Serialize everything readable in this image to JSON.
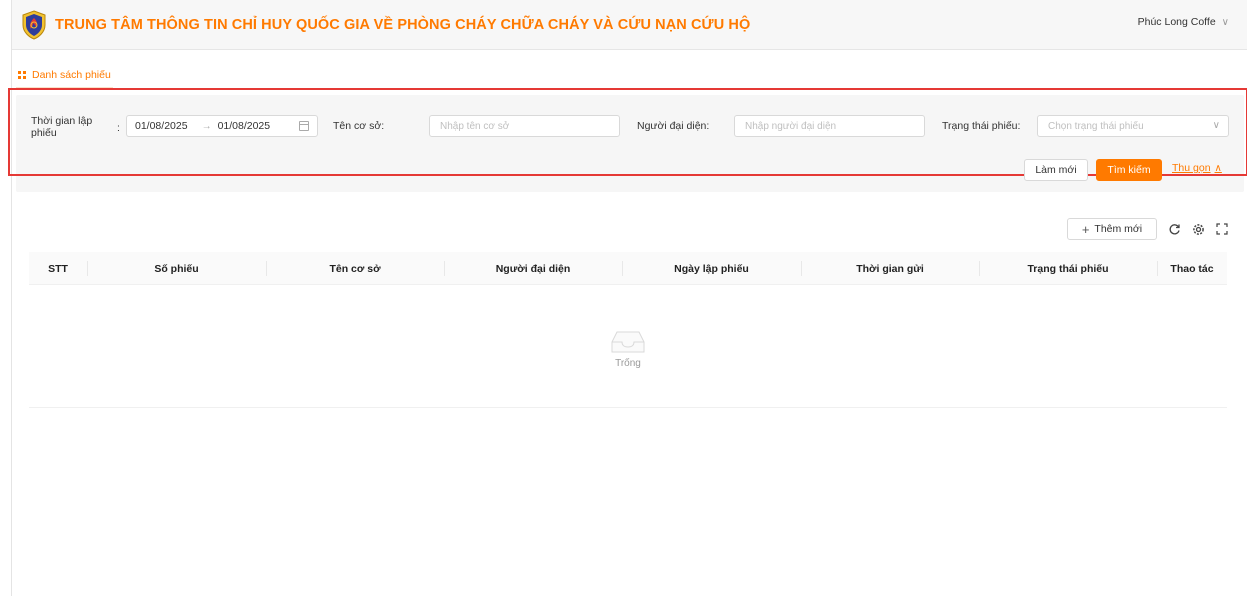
{
  "header": {
    "title": "TRUNG TÂM THÔNG TIN CHỈ HUY QUỐC GIA VỀ PHÒNG CHÁY CHỮA CHÁY VÀ CỨU NẠN CỨU HỘ",
    "user_name": "Phúc Long Coffe",
    "user_chevron": "chevron-down-icon"
  },
  "tabs": [
    {
      "label": "Danh sách phiếu",
      "icon": "grid-icon",
      "active": true
    }
  ],
  "filters": {
    "date_label": "Thời gian lập phiếu",
    "date_colon": ":",
    "date_from": "01/08/2025",
    "date_to": "01/08/2025",
    "date_arrow": "→",
    "facility_label": "Tên cơ sở:",
    "facility_placeholder": "Nhập tên cơ sở",
    "representative_label": "Người đại diện:",
    "representative_placeholder": "Nhập người đại diện",
    "status_label": "Trạng thái phiếu:",
    "status_placeholder": "Chọn trạng thái phiếu",
    "reset_label": "Làm mới",
    "search_label": "Tìm kiếm",
    "collapse_label": "Thu gọn"
  },
  "toolbar": {
    "add_label": "Thêm mới",
    "add_icon": "plus-icon",
    "refresh_icon": "refresh-icon",
    "settings_icon": "settings-icon",
    "fullscreen_icon": "fullscreen-icon"
  },
  "table": {
    "columns": [
      "STT",
      "Số phiếu",
      "Tên cơ sở",
      "Người đại diện",
      "Ngày lập phiếu",
      "Thời gian gửi",
      "Trạng thái phiếu",
      "Thao tác"
    ],
    "rows": [],
    "empty_text": "Trống"
  },
  "colors": {
    "accent": "#ff7a00",
    "highlight_border": "#e53935"
  }
}
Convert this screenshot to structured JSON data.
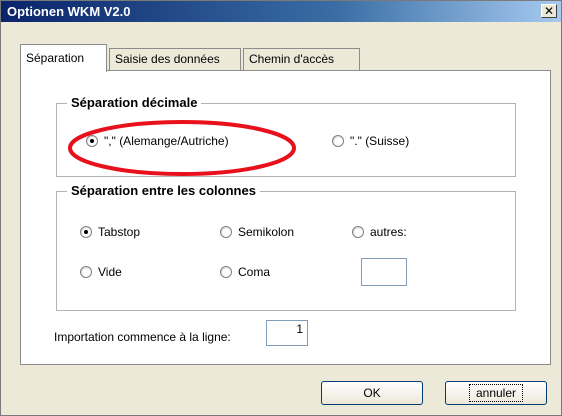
{
  "window": {
    "title": "Optionen WKM V2.0",
    "close_symbol": "✕"
  },
  "tabs": [
    {
      "label": "Séparation",
      "active": true
    },
    {
      "label": "Saisie des données",
      "active": false
    },
    {
      "label": "Chemin d'accès",
      "active": false
    }
  ],
  "decimal_group": {
    "title": "Séparation décimale",
    "options": [
      {
        "label": "\",\" (Alemange/Autriche)",
        "checked": true
      },
      {
        "label": "\".\" (Suisse)",
        "checked": false
      }
    ]
  },
  "column_group": {
    "title": "Séparation entre les colonnes",
    "options": [
      {
        "label": "Tabstop",
        "checked": true
      },
      {
        "label": "Semikolon",
        "checked": false
      },
      {
        "label": "autres:",
        "checked": false
      },
      {
        "label": "Vide",
        "checked": false
      },
      {
        "label": "Coma",
        "checked": false
      }
    ],
    "other_value": ""
  },
  "import_start": {
    "label": "Importation commence à la ligne:",
    "value": "1"
  },
  "buttons": {
    "ok": "OK",
    "cancel": "annuler"
  },
  "annotation": {
    "color": "#e8101a"
  }
}
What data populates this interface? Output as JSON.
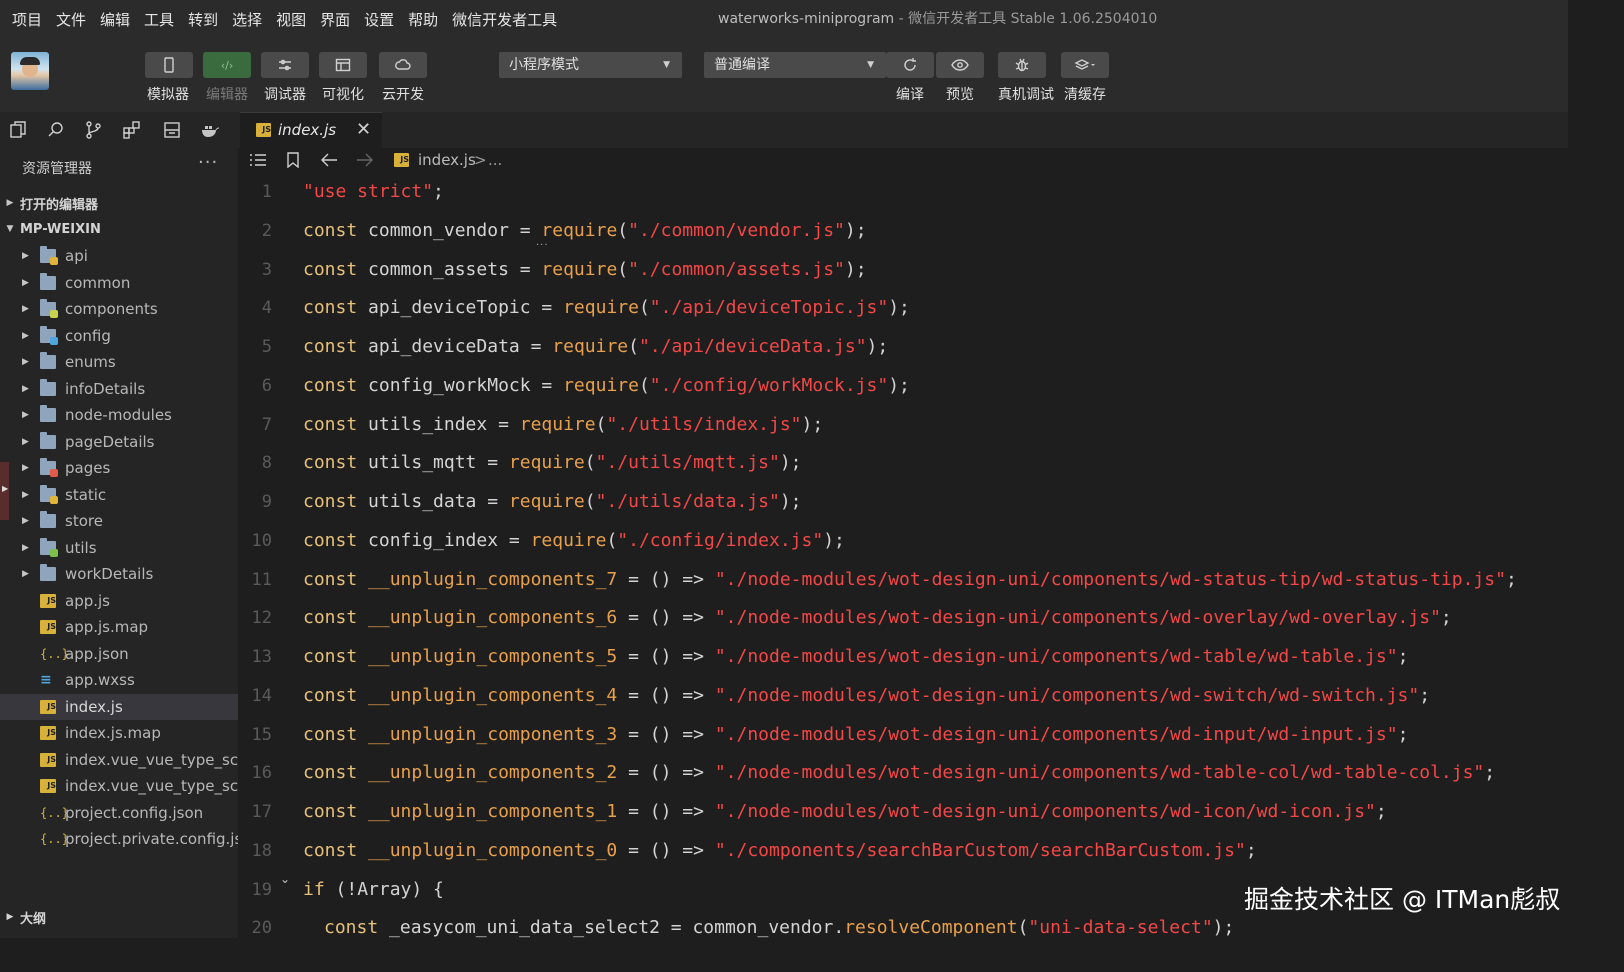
{
  "menu": [
    "项目",
    "文件",
    "编辑",
    "工具",
    "转到",
    "选择",
    "视图",
    "界面",
    "设置",
    "帮助",
    "微信开发者工具"
  ],
  "window_title": {
    "main": "waterworks-miniprogram",
    "rest": " - 微信开发者工具 Stable 1.06.2504010"
  },
  "toolbar": {
    "simulator": "模拟器",
    "editor": "编辑器",
    "debugger": "调试器",
    "visual": "可视化",
    "cloud": "云开发",
    "mode": "小程序模式",
    "compile_mode": "普通编译",
    "compile": "编译",
    "preview": "预览",
    "real_debug": "真机调试",
    "clear_cache": "清缓存"
  },
  "sidebar": {
    "title": "资源管理器",
    "more": "···",
    "open_editors": "打开的编辑器",
    "project": "MP-WEIXIN",
    "outline": "大纲",
    "items": [
      {
        "name": "api",
        "kind": "folder",
        "badge": "#e0b53a"
      },
      {
        "name": "common",
        "kind": "folder",
        "badge": ""
      },
      {
        "name": "components",
        "kind": "folder",
        "badge": "#c8d24a"
      },
      {
        "name": "config",
        "kind": "folder",
        "badge": "#4ea6dc"
      },
      {
        "name": "enums",
        "kind": "folder",
        "badge": ""
      },
      {
        "name": "infoDetails",
        "kind": "folder",
        "badge": ""
      },
      {
        "name": "node-modules",
        "kind": "folder",
        "badge": ""
      },
      {
        "name": "pageDetails",
        "kind": "folder",
        "badge": ""
      },
      {
        "name": "pages",
        "kind": "folder",
        "badge": "#e05a4a"
      },
      {
        "name": "static",
        "kind": "folder",
        "badge": "#e0b53a"
      },
      {
        "name": "store",
        "kind": "folder",
        "badge": ""
      },
      {
        "name": "utils",
        "kind": "folder",
        "badge": "#7cc04a"
      },
      {
        "name": "workDetails",
        "kind": "folder",
        "badge": ""
      },
      {
        "name": "app.js",
        "kind": "js"
      },
      {
        "name": "app.js.map",
        "kind": "js"
      },
      {
        "name": "app.json",
        "kind": "json"
      },
      {
        "name": "app.wxss",
        "kind": "css"
      },
      {
        "name": "index.js",
        "kind": "js",
        "selected": true
      },
      {
        "name": "index.js.map",
        "kind": "js"
      },
      {
        "name": "index.vue_vue_type_scr...",
        "kind": "js"
      },
      {
        "name": "index.vue_vue_type_scr...",
        "kind": "js"
      },
      {
        "name": "project.config.json",
        "kind": "json"
      },
      {
        "name": "project.private.config.js...",
        "kind": "json"
      }
    ]
  },
  "editor": {
    "tab": "index.js",
    "breadcrumb_file": "index.js",
    "breadcrumb_sep": ">",
    "breadcrumb_more": "...",
    "lines": [
      [
        [
          "s",
          "\"use strict\""
        ],
        [
          "n",
          ";"
        ]
      ],
      [
        [
          "k",
          "const"
        ],
        [
          "v",
          " common_vendor = "
        ],
        [
          "f",
          "require"
        ],
        [
          "n",
          "("
        ],
        [
          "s",
          "\"./common/vendor.js\""
        ],
        [
          "n",
          ");"
        ]
      ],
      [
        [
          "k",
          "const"
        ],
        [
          "v",
          " common_assets = "
        ],
        [
          "f",
          "require"
        ],
        [
          "n",
          "("
        ],
        [
          "s",
          "\"./common/assets.js\""
        ],
        [
          "n",
          ");"
        ]
      ],
      [
        [
          "k",
          "const"
        ],
        [
          "v",
          " api_deviceTopic = "
        ],
        [
          "f",
          "require"
        ],
        [
          "n",
          "("
        ],
        [
          "s",
          "\"./api/deviceTopic.js\""
        ],
        [
          "n",
          ");"
        ]
      ],
      [
        [
          "k",
          "const"
        ],
        [
          "v",
          " api_deviceData = "
        ],
        [
          "f",
          "require"
        ],
        [
          "n",
          "("
        ],
        [
          "s",
          "\"./api/deviceData.js\""
        ],
        [
          "n",
          ");"
        ]
      ],
      [
        [
          "k",
          "const"
        ],
        [
          "v",
          " config_workMock = "
        ],
        [
          "f",
          "require"
        ],
        [
          "n",
          "("
        ],
        [
          "s",
          "\"./config/workMock.js\""
        ],
        [
          "n",
          ");"
        ]
      ],
      [
        [
          "k",
          "const"
        ],
        [
          "v",
          " utils_index = "
        ],
        [
          "f",
          "require"
        ],
        [
          "n",
          "("
        ],
        [
          "s",
          "\"./utils/index.js\""
        ],
        [
          "n",
          ");"
        ]
      ],
      [
        [
          "k",
          "const"
        ],
        [
          "v",
          " utils_mqtt = "
        ],
        [
          "f",
          "require"
        ],
        [
          "n",
          "("
        ],
        [
          "s",
          "\"./utils/mqtt.js\""
        ],
        [
          "n",
          ");"
        ]
      ],
      [
        [
          "k",
          "const"
        ],
        [
          "v",
          " utils_data = "
        ],
        [
          "f",
          "require"
        ],
        [
          "n",
          "("
        ],
        [
          "s",
          "\"./utils/data.js\""
        ],
        [
          "n",
          ");"
        ]
      ],
      [
        [
          "k",
          "const"
        ],
        [
          "v",
          " config_index = "
        ],
        [
          "f",
          "require"
        ],
        [
          "n",
          "("
        ],
        [
          "s",
          "\"./config/index.js\""
        ],
        [
          "n",
          ");"
        ]
      ],
      [
        [
          "k",
          "const"
        ],
        [
          "f",
          " __unplugin_components_7"
        ],
        [
          "v",
          " = () => "
        ],
        [
          "s",
          "\"./node-modules/wot-design-uni/components/wd-status-tip/wd-status-tip.js\""
        ],
        [
          "n",
          ";"
        ]
      ],
      [
        [
          "k",
          "const"
        ],
        [
          "f",
          " __unplugin_components_6"
        ],
        [
          "v",
          " = () => "
        ],
        [
          "s",
          "\"./node-modules/wot-design-uni/components/wd-overlay/wd-overlay.js\""
        ],
        [
          "n",
          ";"
        ]
      ],
      [
        [
          "k",
          "const"
        ],
        [
          "f",
          " __unplugin_components_5"
        ],
        [
          "v",
          " = () => "
        ],
        [
          "s",
          "\"./node-modules/wot-design-uni/components/wd-table/wd-table.js\""
        ],
        [
          "n",
          ";"
        ]
      ],
      [
        [
          "k",
          "const"
        ],
        [
          "f",
          " __unplugin_components_4"
        ],
        [
          "v",
          " = () => "
        ],
        [
          "s",
          "\"./node-modules/wot-design-uni/components/wd-switch/wd-switch.js\""
        ],
        [
          "n",
          ";"
        ]
      ],
      [
        [
          "k",
          "const"
        ],
        [
          "f",
          " __unplugin_components_3"
        ],
        [
          "v",
          " = () => "
        ],
        [
          "s",
          "\"./node-modules/wot-design-uni/components/wd-input/wd-input.js\""
        ],
        [
          "n",
          ";"
        ]
      ],
      [
        [
          "k",
          "const"
        ],
        [
          "f",
          " __unplugin_components_2"
        ],
        [
          "v",
          " = () => "
        ],
        [
          "s",
          "\"./node-modules/wot-design-uni/components/wd-table-col/wd-table-col.js\""
        ],
        [
          "n",
          ";"
        ]
      ],
      [
        [
          "k",
          "const"
        ],
        [
          "f",
          " __unplugin_components_1"
        ],
        [
          "v",
          " = () => "
        ],
        [
          "s",
          "\"./node-modules/wot-design-uni/components/wd-icon/wd-icon.js\""
        ],
        [
          "n",
          ";"
        ]
      ],
      [
        [
          "k",
          "const"
        ],
        [
          "f",
          " __unplugin_components_0"
        ],
        [
          "v",
          " = () => "
        ],
        [
          "s",
          "\"./components/searchBarCustom/searchBarCustom.js\""
        ],
        [
          "n",
          ";"
        ]
      ],
      [
        [
          "k",
          "if"
        ],
        [
          "v",
          " (!Array) {"
        ]
      ],
      [
        [
          "k",
          "const"
        ],
        [
          "v",
          " _easycom_uni_data_select2 = common_vendor."
        ],
        [
          "f",
          "resolveComponent"
        ],
        [
          "n",
          "("
        ],
        [
          "s",
          "\"uni-data-select\""
        ],
        [
          "n",
          ");"
        ]
      ]
    ]
  },
  "watermark": "掘金技术社区 @ ITMan彪叔"
}
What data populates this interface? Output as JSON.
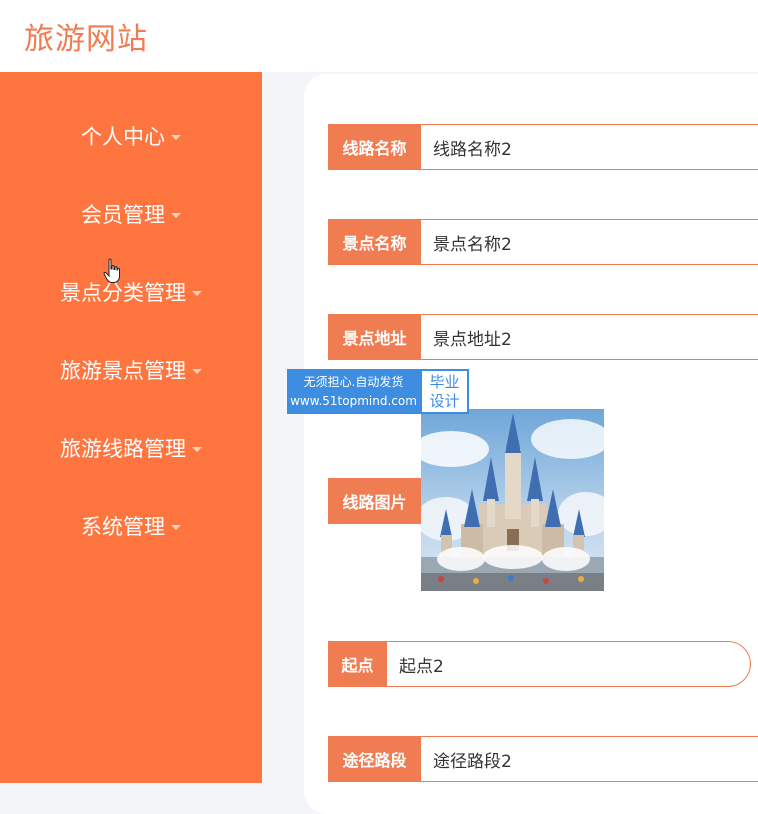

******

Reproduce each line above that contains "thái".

    "status_label": "Trạng thái phiếu:",
    "status_placeholder": "Chọn trạng thái phiếu",
      "Trạng thái phiếu",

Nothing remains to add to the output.